───── THE RECORDS
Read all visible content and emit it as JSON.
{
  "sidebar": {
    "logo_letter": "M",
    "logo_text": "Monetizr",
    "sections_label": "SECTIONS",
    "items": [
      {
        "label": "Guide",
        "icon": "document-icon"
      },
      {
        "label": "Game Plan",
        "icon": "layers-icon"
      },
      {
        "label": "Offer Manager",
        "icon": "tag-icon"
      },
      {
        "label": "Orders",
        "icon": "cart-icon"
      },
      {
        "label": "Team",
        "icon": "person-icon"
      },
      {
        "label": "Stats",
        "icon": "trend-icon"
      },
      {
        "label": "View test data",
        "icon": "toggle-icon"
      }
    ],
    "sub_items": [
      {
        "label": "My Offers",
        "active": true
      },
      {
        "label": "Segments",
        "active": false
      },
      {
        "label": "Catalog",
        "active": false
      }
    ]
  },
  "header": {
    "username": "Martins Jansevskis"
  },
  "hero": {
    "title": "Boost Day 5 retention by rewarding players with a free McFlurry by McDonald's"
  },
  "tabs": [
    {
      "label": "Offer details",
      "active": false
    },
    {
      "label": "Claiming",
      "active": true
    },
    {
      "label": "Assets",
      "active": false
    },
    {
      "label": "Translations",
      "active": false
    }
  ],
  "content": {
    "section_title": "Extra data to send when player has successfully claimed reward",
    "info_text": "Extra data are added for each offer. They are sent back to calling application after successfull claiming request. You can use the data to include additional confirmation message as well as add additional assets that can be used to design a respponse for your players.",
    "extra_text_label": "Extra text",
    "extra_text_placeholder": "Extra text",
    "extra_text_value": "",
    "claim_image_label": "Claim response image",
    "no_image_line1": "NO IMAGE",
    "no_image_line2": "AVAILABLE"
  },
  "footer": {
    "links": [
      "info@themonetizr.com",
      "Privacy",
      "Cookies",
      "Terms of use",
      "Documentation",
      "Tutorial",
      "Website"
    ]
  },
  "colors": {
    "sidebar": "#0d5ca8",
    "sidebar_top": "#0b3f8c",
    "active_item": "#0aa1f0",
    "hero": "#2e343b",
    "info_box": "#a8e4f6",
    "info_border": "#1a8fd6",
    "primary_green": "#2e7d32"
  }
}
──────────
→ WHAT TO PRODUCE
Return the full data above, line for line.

→ ANSWER FOR THE TASK
Read all visible content and emit it as JSON.
{
  "sidebar": {
    "logo_letter": "M",
    "logo_text": "Monetizr",
    "sections_label": "SECTIONS",
    "items": [
      {
        "label": "Guide",
        "icon": "document-icon"
      },
      {
        "label": "Game Plan",
        "icon": "layers-icon"
      },
      {
        "label": "Offer Manager",
        "icon": "tag-icon"
      },
      {
        "label": "Orders",
        "icon": "cart-icon"
      },
      {
        "label": "Team",
        "icon": "person-icon"
      },
      {
        "label": "Stats",
        "icon": "trend-icon"
      },
      {
        "label": "View test data",
        "icon": "toggle-icon"
      }
    ],
    "sub_items": [
      {
        "label": "My Offers",
        "active": true
      },
      {
        "label": "Segments",
        "active": false
      },
      {
        "label": "Catalog",
        "active": false
      }
    ]
  },
  "header": {
    "username": "Martins Jansevskis"
  },
  "hero": {
    "title": "Boost Day 5 retention by rewarding players with a free McFlurry by McDonald's"
  },
  "tabs": [
    {
      "label": "Offer details",
      "active": false
    },
    {
      "label": "Claiming",
      "active": true
    },
    {
      "label": "Assets",
      "active": false
    },
    {
      "label": "Translations",
      "active": false
    }
  ],
  "content": {
    "section_title": "Extra data to send when player has successfully claimed reward",
    "info_text": "Extra data are added for each offer. They are sent back to calling application after successfull claiming request. You can use the data to include additional confirmation message as well as add additional assets that can be used to design a respponse for your players.",
    "extra_text_label": "Extra text",
    "extra_text_placeholder": "Extra text",
    "extra_text_value": "",
    "claim_image_label": "Claim response image",
    "no_image_line1": "NO IMAGE",
    "no_image_line2": "AVAILABLE"
  },
  "footer": {
    "links": [
      "info@themonetizr.com",
      "Privacy",
      "Cookies",
      "Terms of use",
      "Documentation",
      "Tutorial",
      "Website"
    ]
  },
  "colors": {
    "sidebar": "#0d5ca8",
    "sidebar_top": "#0b3f8c",
    "active_item": "#0aa1f0",
    "hero": "#2e343b",
    "info_box": "#a8e4f6",
    "info_border": "#1a8fd6",
    "primary_green": "#2e7d32"
  }
}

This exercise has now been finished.